US department of Commerce heavily redacts FOIA request regarding Thailand compulsory license

What type of leverage has the Obama Administration used to pressure Thailand to prevent the granting of compulsory licenses on drug patents? The US Department of Commerce has just released a FOIA request with 298 pages of documents on this topic. 136 pages of the FOIA are for a Fall 2010 masters theses by Stephanie Tranchevent Rosenberg (pages 36 to 171 of the FOIA). The others pages (attached below) are various documents that are aggressively redacted under FOIA exception 4 and FOIA exception 5. The Obama administration is doing its best to make the FOIA useless as regards this dispute. This compares very unfavorably to the more extensive information released by the government under FOIA during the first term of the Bush Administration. Attached are the mostly useless files released by the Obama Administration today. You might want to start with this one, and try to count the pages that appear black.

This request was processed by Justin Guz, the FOIA Officer for the International Trade Administration at the US Department of Commerce.

From the 2004 US Department of Justice FOIA Guide:

Exemption 4

Exemption 4 of the FOIA protects “trade secrets and commercial or financial information obtained from a person [that is] privileged or confidential.” (1) This exemption is intended to protect the interests of both the government and submitters of information. Its very existence encourages submitters to voluntarily furnish useful commercial or financial information to the government and it correspondingly provides the government with an assurance that such information will be reliable. The exemption also affords protection to those submitters who are required to furnish commercial or financial information to the government by safeguarding them from the competitive disadvantages that could result from disclosure. (2) The exemption covers two broad categories of information in federal agency records: (1) trade secrets; and (2) information that is (a) commercial or financial, and (b) obtained from a person, and (c) privileged or confidential.

Exemption 5

Exemption 5 of the FOIA protects “inter-agency or intra-agency memorandums or letters which would not be available by law to a party other than an agency in litigation with the agency.” (1) The courts have construed this somewhat opaque language, with its sometimes confusing threshold requirement, (2) to “exempt those documents, and only those documents that are normally privileged in the civil discovery context.” (3)

Although originally it was “not clear that Exemption 5 was intended to incorporate every privilege known to civil discovery,” (4) the Supreme Court subsequently made it clear that the coverage of Exemption 5 is quite broad, encompassing both statutory privileges and those commonly recognized by case law, and that it is not limited to those privileges explicitly mentioned in its legislative history. (5) Accordingly, the Court of Appeals for the District of Columbia Circuit has stated that the statutory language “unequivocally” incorporates “all civil discovery rules into FOIA [Exemption 5].” (6) However, this incorporation of discovery privileges requires that a privilege be applied in the FOIA context exactly as it exists in the discovery context. (7) Thus, the precise contours of a privilege, with regard to applicable parties or the types of information that are protectible, are also incorporated into the FOIA. (8)

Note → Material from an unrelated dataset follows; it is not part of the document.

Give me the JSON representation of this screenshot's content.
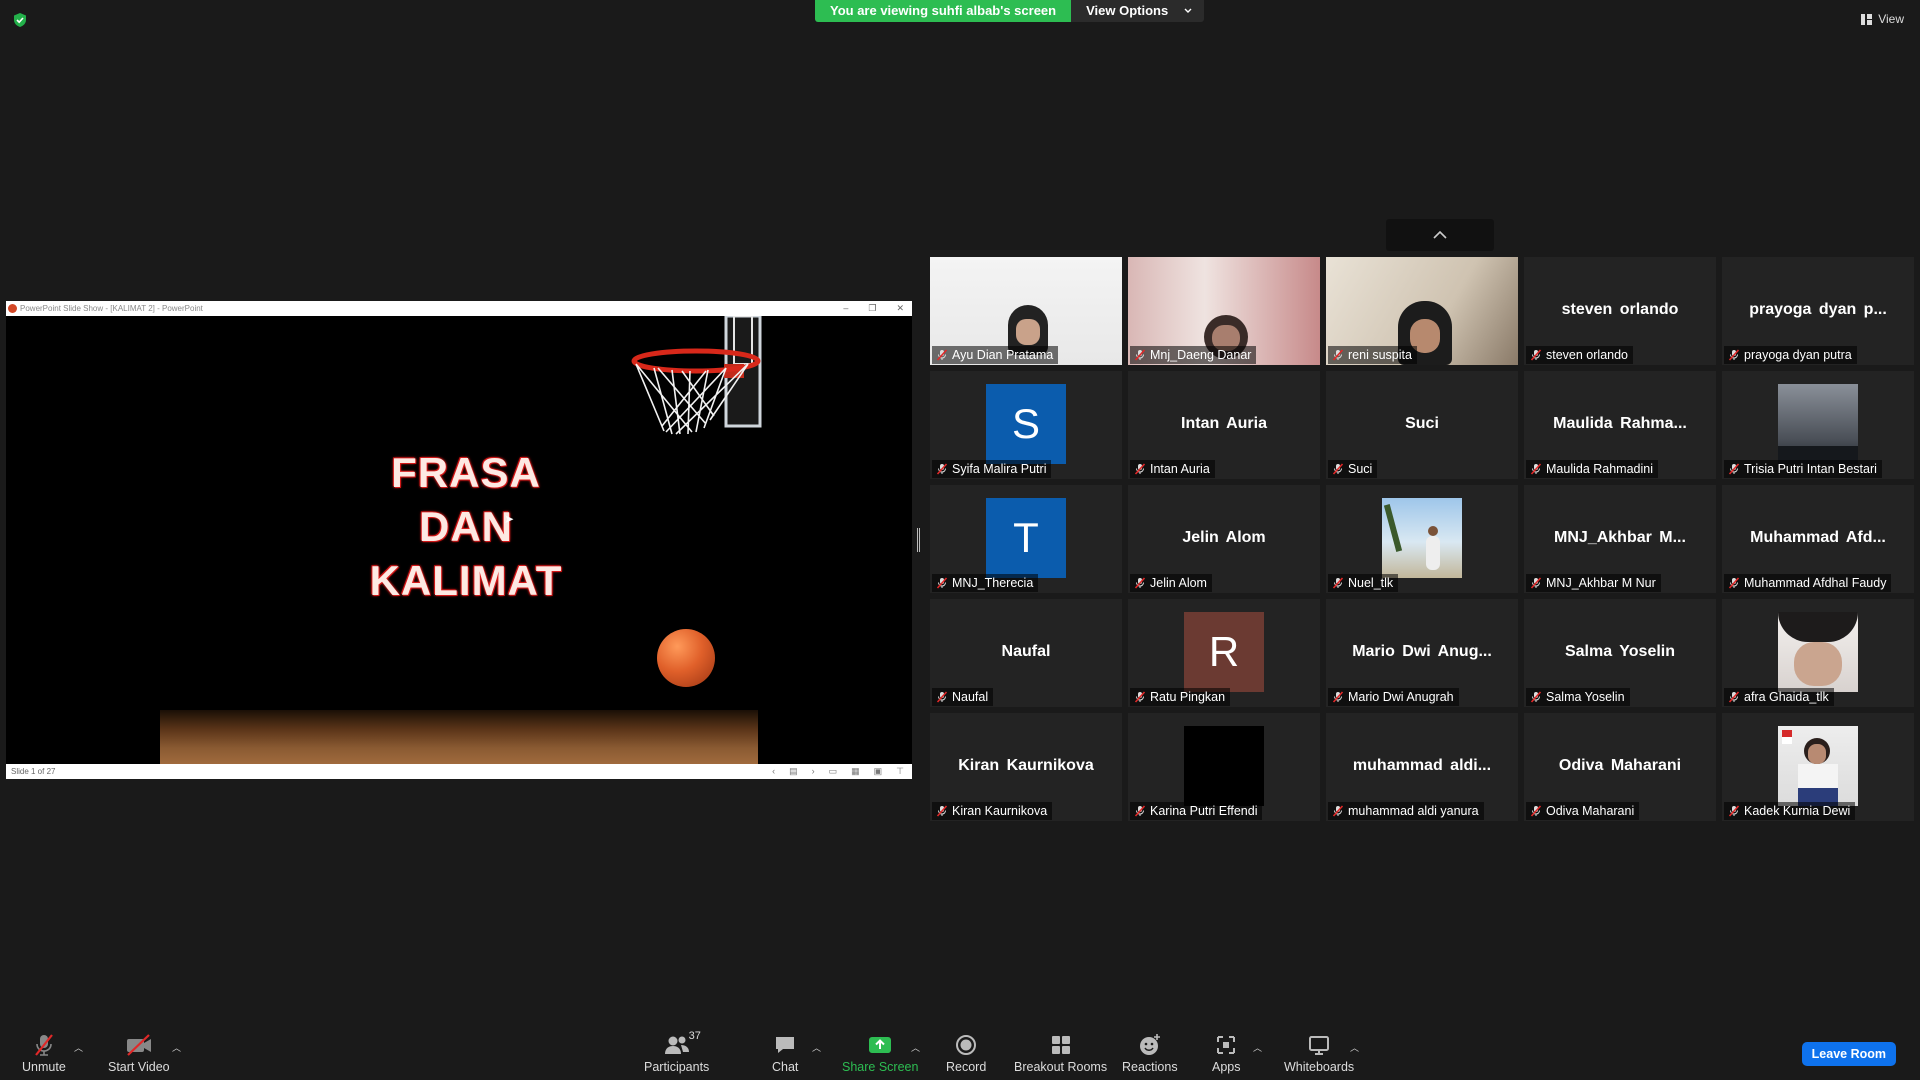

Additionally, it is not the “hypothetical litigation” between particular parties (in which relevance or need are appropriate factors) that governs Exemption 5’s applicability; (9) rather, it is the circumstances in civil litigation in which memoranda would “routinely be disclosed.” (10) Therefore, whether the privilege invoked is absolute or qualified is of no significance. (11) Accordingly, no requester is entitled to greater rights of access under Exemption 5 by virtue of whatever special interests might influence the outcome of actual civil discovery to which he is a party. (12) Indeed, such an approach, combined with a careful application of Exemption 5’s threshold language, is the only means by which the Supreme Court’s firm admonition against use of the FOIA to circumvent discovery privileges can be given full effect. (13) Nevertheless, the fact that information is not generally discoverable does not necessarily mean that it is not discoverable by a specific class of parties in civil litigation, so just as the FOIA’s privacy exemptions are not used against a first-party requester, (14) a privilege that is designed to protect a certain class of persons cannot be invoked against those persons as FOIA requesters. (15)

The three primary, most frequently invoked privileges that have been held to be incorporated into Exemption 5 are the deliberative process privilege (referred to by some courts as “executive privilege”), the attorney work-product privilege, and the attorney-client privilege. (16) First, however, Exemption 5’s threshold requirement must be considered.